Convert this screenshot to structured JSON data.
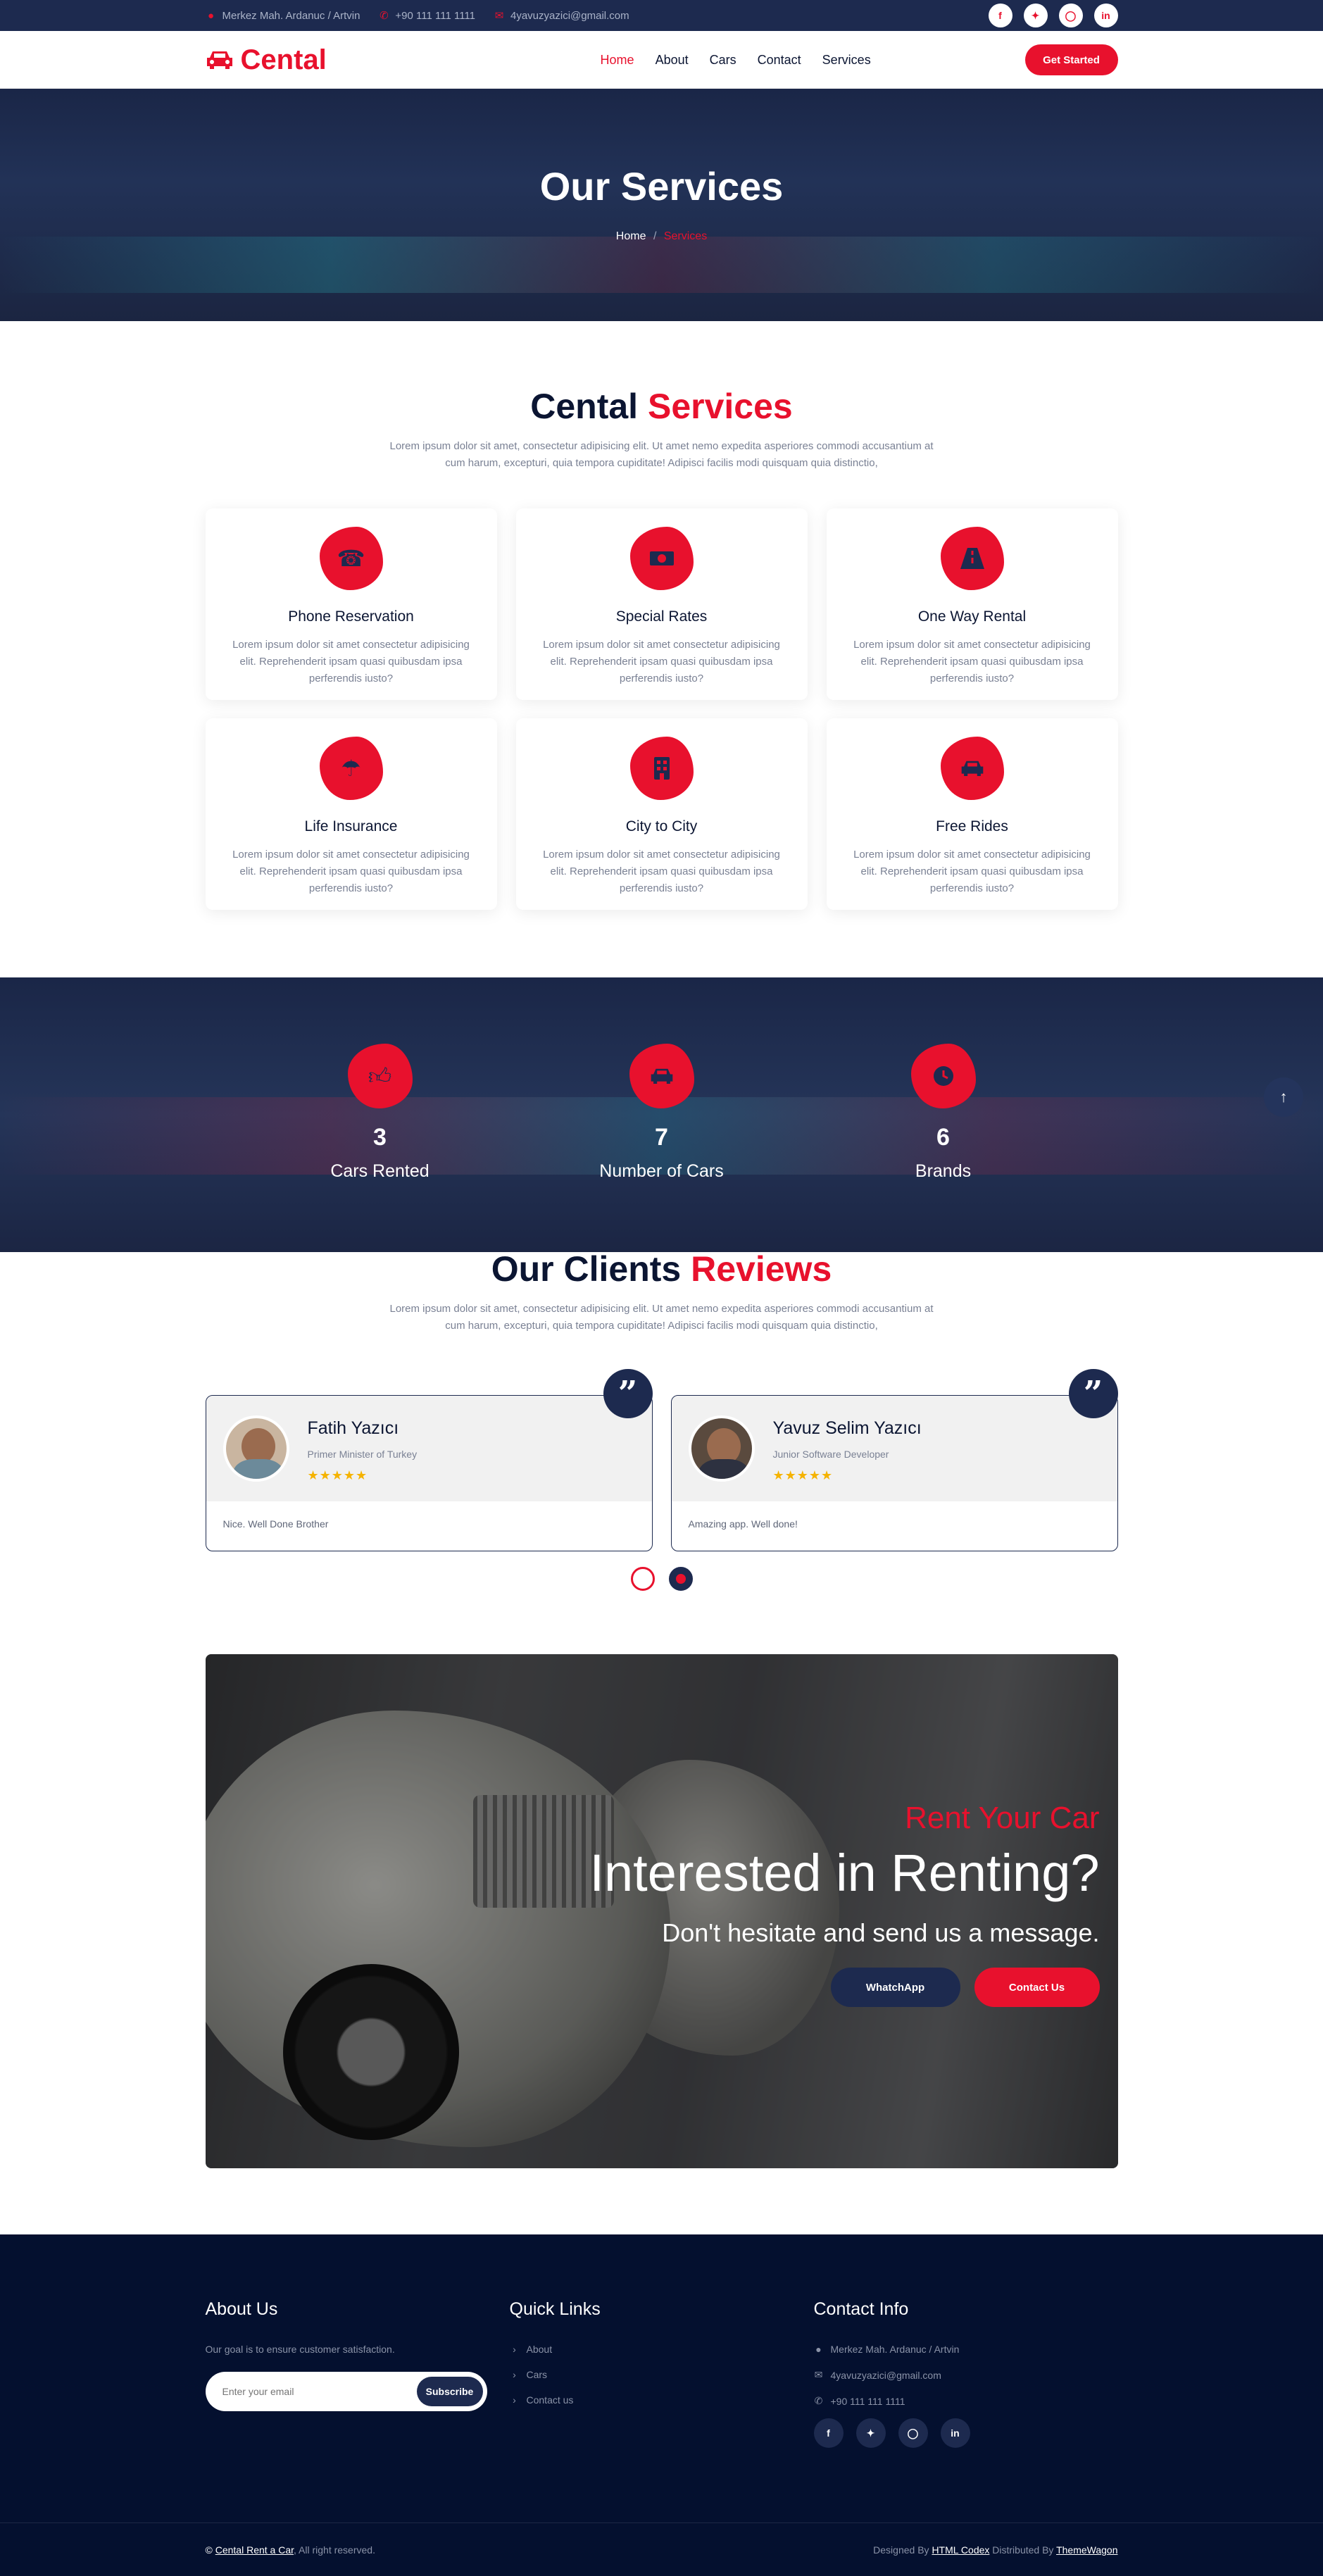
{
  "topbar": {
    "address": "Merkez Mah. Ardanuc / Artvin",
    "phone": "+90 111 111 1111",
    "email": "4yavuzyazici@gmail.com",
    "social": [
      "f",
      "t",
      "ig",
      "in"
    ]
  },
  "nav": {
    "brand": "Cental",
    "items": [
      "Home",
      "About",
      "Cars",
      "Contact",
      "Services"
    ],
    "active": "Home",
    "cta": "Get Started"
  },
  "hero": {
    "title": "Our Services",
    "crumb_home": "Home",
    "crumb_sep": "/",
    "crumb_current": "Services"
  },
  "services": {
    "title_a": "Cental",
    "title_b": "Services",
    "desc": "Lorem ipsum dolor sit amet, consectetur adipisicing elit. Ut amet nemo expedita asperiores commodi accusantium at cum harum, excepturi, quia tempora cupiditate! Adipisci facilis modi quisquam quia distinctio,",
    "cards": [
      {
        "title": "Phone Reservation",
        "icon": "phone-icon",
        "text": "Lorem ipsum dolor sit amet consectetur adipisicing elit. Reprehenderit ipsam quasi quibusdam ipsa perferendis iusto?"
      },
      {
        "title": "Special Rates",
        "icon": "money-icon",
        "text": "Lorem ipsum dolor sit amet consectetur adipisicing elit. Reprehenderit ipsam quasi quibusdam ipsa perferendis iusto?"
      },
      {
        "title": "One Way Rental",
        "icon": "road-icon",
        "text": "Lorem ipsum dolor sit amet consectetur adipisicing elit. Reprehenderit ipsam quasi quibusdam ipsa perferendis iusto?"
      },
      {
        "title": "Life Insurance",
        "icon": "umbrella-icon",
        "text": "Lorem ipsum dolor sit amet consectetur adipisicing elit. Reprehenderit ipsam quasi quibusdam ipsa perferendis iusto?"
      },
      {
        "title": "City to City",
        "icon": "building-icon",
        "text": "Lorem ipsum dolor sit amet consectetur adipisicing elit. Reprehenderit ipsam quasi quibusdam ipsa perferendis iusto?"
      },
      {
        "title": "Free Rides",
        "icon": "car-icon",
        "text": "Lorem ipsum dolor sit amet consectetur adipisicing elit. Reprehenderit ipsam quasi quibusdam ipsa perferendis iusto?"
      }
    ]
  },
  "counters": [
    {
      "value": "3",
      "label": "Cars Rented",
      "icon": "thumbs-up-icon"
    },
    {
      "value": "7",
      "label": "Number of Cars",
      "icon": "car-icon"
    },
    {
      "value": "6",
      "label": "Brands",
      "icon": "clock-icon"
    }
  ],
  "reviews": {
    "title_a": "Our Clients",
    "title_b": "Reviews",
    "desc": "Lorem ipsum dolor sit amet, consectetur adipisicing elit. Ut amet nemo expedita asperiores commodi accusantium at cum harum, excepturi, quia tempora cupiditate! Adipisci facilis modi quisquam quia distinctio,",
    "items": [
      {
        "name": "Fatih Yazıcı",
        "role": "Primer Minister of Turkey",
        "stars": "★★★★★",
        "text": "Nice. Well Done Brother"
      },
      {
        "name": "Yavuz Selim Yazıcı",
        "role": "Junior Software Developer",
        "stars": "★★★★★",
        "text": "Amazing app. Well done!"
      }
    ]
  },
  "banner": {
    "subtitle": "Rent Your Car",
    "title": "Interested in Renting?",
    "line": "Don't hesitate and send us a message.",
    "btn_whatsapp": "WhatchApp",
    "btn_contact": "Contact Us"
  },
  "footer": {
    "about_title": "About Us",
    "about_text": "Our goal is to ensure customer satisfaction.",
    "email_placeholder": "Enter your email",
    "subscribe": "Subscribe",
    "links_title": "Quick Links",
    "links": [
      "About",
      "Cars",
      "Contact us"
    ],
    "contact_title": "Contact Info",
    "address": "Merkez Mah. Ardanuc / Artvin",
    "email": "4yavuzyazici@gmail.com",
    "phone": "+90 111 111 1111",
    "copyright_link": "Cental Rent a Car",
    "copyright_rest": ", All right reserved.",
    "designed_by": "Designed By",
    "designer": "HTML Codex",
    "distributed_by": "Distributed By",
    "distributor": "ThemeWagon"
  },
  "colors": {
    "accent": "#e8112d",
    "navy": "#1d2a4f",
    "dark": "#04102f"
  }
}
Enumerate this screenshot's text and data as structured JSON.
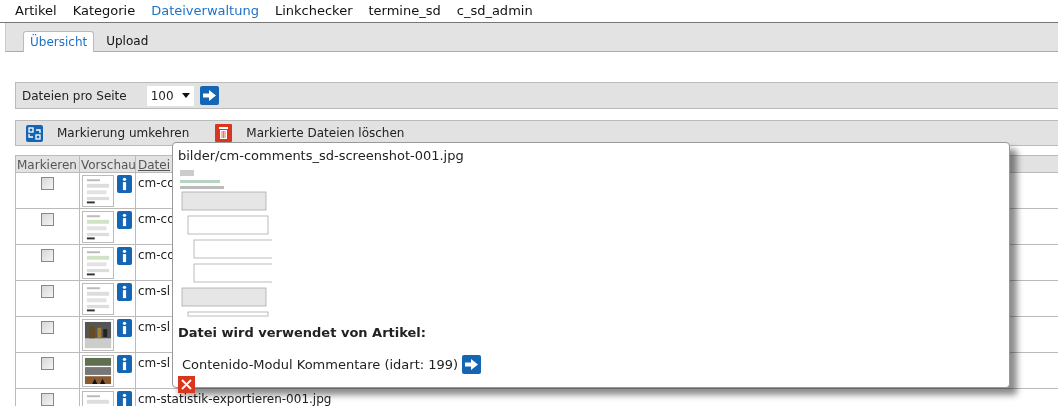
{
  "nav": [
    {
      "label": "Artikel",
      "selected": false
    },
    {
      "label": "Kategorie",
      "selected": false
    },
    {
      "label": "Dateiverwaltung",
      "selected": true
    },
    {
      "label": "Linkchecker",
      "selected": false
    },
    {
      "label": "termine_sd",
      "selected": false
    },
    {
      "label": "c_sd_admin",
      "selected": false
    }
  ],
  "tabs": [
    {
      "label": "Übersicht",
      "selected": true
    },
    {
      "label": "Upload",
      "selected": false
    }
  ],
  "pagination": {
    "label": "Dateien pro Seite",
    "value": "100"
  },
  "actions": [
    {
      "kind": "invert",
      "label": "Markierung umkehren"
    },
    {
      "kind": "delete",
      "label": "Markierte Dateien löschen"
    }
  ],
  "table": {
    "columns": [
      "Markieren",
      "Vorschau",
      "Datei"
    ],
    "rows": [
      {
        "checked": false,
        "file": "cm-co"
      },
      {
        "checked": false,
        "file": "cm-co"
      },
      {
        "checked": false,
        "file": "cm-co"
      },
      {
        "checked": false,
        "file": "cm-sl"
      },
      {
        "checked": false,
        "file": "cm-sl"
      },
      {
        "checked": false,
        "file": "cm-sl"
      },
      {
        "checked": false,
        "file": "cm-statistik-exportieren-001.jpg"
      }
    ]
  },
  "popup": {
    "path": "bilder/cm-comments_sd-screenshot-001.jpg",
    "heading": "Datei wird verwendet von Artikel:",
    "usages": [
      {
        "title": "Contenido-Modul Kommentare (idart: 199)"
      }
    ]
  }
}
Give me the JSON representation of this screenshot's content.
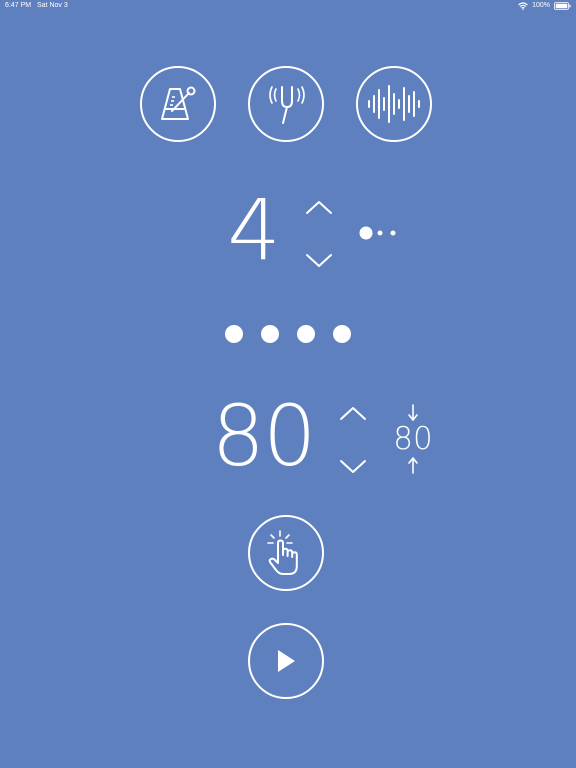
{
  "status_bar": {
    "time": "6:47 PM",
    "date": "Sat Nov 3",
    "battery": "100%",
    "icons": [
      "wifi-icon",
      "battery-icon"
    ]
  },
  "modes": [
    {
      "icon": "metronome-icon"
    },
    {
      "icon": "tuning-fork-icon"
    },
    {
      "icon": "sound-wave-icon"
    }
  ],
  "beats": {
    "value": "4",
    "increase_icon": "chevron-up-icon",
    "decrease_icon": "chevron-down-icon",
    "subdivision_icon": "subdivision-dots-icon"
  },
  "beat_indicator": {
    "count": 4
  },
  "tempo": {
    "value": "80",
    "reference_value": "80",
    "increase_icon": "chevron-up-icon",
    "decrease_icon": "chevron-down-icon"
  },
  "controls": {
    "tap_icon": "tap-hand-icon",
    "play_icon": "play-icon"
  },
  "colors": {
    "background": "#5f80bf",
    "foreground": "#ffffff"
  }
}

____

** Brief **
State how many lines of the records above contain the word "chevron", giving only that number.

** Answer for the task **
4